______________________________________________________________ Solid State Power Supplies
4-91. Ideally, the output of most power supplies should be a constant voltage.
Unfortunately, this is difficult to achieve. The following are the two factors that can cause
the output voltage to change.
The first factor is that the AC line voltage is not constant. The so-called 115 volts
AC can vary from about 105 volts AC to 125 volts AC. This means that the peak
AC voltage to which the rectifier responds can vary from about 148 volts to
177 volts. The AC line voltage alone can be responsible for nearly a 20 percent
change in the DC output voltage.
The second factor that can change the DC output voltage is a change in the load
resistance. In complex electronic equipment, the load can change as circuits are
switched in and out. In a television receiver, the load on a particular power supply
may depend on the brightness of the screen, the control settings, or even the
channel selected. These variations in load resistance tend to change the applied DC
voltage because the power supply has a fixed internal resistance. If the load
resistance decreases, the internal resistance of the power supply drops more
voltage. This causes a decrease in the voltage across the load.
4-92. Many circuits are designed to operate with a particular supply voltage. When the
supply voltage changes, the operation of the circuit may be adversely affected.
Consequently, some types of equipment must have power supplies that produce the same
output voltage regardless of changes in the load resistance or changes in the AC line
voltage. This constant output voltage may be achieved by adding a circuit called the
VOLTAGE REGULATOR at the output of the filter. There are so many different types of
regulators in use today that it is impossible to discuss them all.
4-93. A commonly used FIGURE OF MERIT for a power supply is its PERCENT OF
REGULATION. The figure of merit gives us an indication of how much the output voltage
changes over a range of load resistance values. The percent of regulation aids in the
determination of the type of load regulation needed. Percent of regulation is determined by
the following equation:
- E full
Percent of Regulation =
This equation compares the change in output voltage at the two loading extremes to the
voltage produced at full loading. For example, assume that a power supply produces 12
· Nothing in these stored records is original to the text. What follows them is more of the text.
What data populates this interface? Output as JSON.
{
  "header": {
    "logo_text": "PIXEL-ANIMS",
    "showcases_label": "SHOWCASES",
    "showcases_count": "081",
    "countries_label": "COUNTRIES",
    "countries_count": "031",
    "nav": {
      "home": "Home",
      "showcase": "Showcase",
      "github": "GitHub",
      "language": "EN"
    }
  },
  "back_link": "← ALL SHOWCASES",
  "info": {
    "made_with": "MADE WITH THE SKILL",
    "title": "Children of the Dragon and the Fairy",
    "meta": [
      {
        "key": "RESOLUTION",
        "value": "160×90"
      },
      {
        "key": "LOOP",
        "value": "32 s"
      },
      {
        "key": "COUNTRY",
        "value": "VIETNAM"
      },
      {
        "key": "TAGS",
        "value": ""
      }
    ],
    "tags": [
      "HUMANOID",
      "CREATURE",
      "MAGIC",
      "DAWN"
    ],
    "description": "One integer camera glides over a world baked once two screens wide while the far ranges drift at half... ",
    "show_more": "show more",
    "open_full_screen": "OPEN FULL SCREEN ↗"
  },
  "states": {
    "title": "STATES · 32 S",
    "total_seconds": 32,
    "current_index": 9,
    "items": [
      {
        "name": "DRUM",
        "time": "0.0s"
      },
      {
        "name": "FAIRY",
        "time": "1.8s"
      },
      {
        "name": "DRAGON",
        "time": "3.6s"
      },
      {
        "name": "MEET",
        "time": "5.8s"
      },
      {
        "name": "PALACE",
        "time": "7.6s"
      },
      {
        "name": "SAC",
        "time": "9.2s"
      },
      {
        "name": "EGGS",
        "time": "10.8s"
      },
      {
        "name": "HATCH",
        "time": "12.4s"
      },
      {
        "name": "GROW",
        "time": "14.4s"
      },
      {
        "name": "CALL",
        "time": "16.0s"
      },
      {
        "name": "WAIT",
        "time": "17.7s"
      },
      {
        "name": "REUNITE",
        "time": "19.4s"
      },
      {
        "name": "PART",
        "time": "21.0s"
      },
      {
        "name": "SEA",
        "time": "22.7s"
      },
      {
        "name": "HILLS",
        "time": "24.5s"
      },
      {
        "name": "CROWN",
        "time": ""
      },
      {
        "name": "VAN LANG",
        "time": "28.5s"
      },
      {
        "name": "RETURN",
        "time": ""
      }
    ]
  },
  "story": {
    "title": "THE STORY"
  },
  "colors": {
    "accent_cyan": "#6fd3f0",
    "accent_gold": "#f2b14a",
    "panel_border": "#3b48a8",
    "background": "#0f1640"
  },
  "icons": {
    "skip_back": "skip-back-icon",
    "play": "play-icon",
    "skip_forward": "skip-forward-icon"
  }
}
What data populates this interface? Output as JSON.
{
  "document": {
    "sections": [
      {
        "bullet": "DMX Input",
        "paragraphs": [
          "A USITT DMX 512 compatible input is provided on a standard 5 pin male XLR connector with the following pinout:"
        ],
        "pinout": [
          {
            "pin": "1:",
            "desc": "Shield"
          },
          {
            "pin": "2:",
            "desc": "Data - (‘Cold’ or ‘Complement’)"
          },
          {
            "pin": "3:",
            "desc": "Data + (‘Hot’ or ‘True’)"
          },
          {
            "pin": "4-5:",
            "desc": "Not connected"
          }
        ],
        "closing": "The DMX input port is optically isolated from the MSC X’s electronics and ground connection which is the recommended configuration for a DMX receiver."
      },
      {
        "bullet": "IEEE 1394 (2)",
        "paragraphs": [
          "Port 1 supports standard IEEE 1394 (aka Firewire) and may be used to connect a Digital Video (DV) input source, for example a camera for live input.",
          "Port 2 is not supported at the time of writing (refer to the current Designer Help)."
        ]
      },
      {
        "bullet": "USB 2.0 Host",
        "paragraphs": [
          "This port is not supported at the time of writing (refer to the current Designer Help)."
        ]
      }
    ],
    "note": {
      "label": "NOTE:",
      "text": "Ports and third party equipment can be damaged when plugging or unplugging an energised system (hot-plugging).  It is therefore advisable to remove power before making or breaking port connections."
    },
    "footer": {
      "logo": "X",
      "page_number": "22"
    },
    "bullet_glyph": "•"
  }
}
volts when the load current is zero. If the output voltage drops to 10 volts when full load
current flows, the percent of regulation is computed by using the following formula:
Percent of Regulation =
= 12 10 x 100
10 x 100
23 June 2005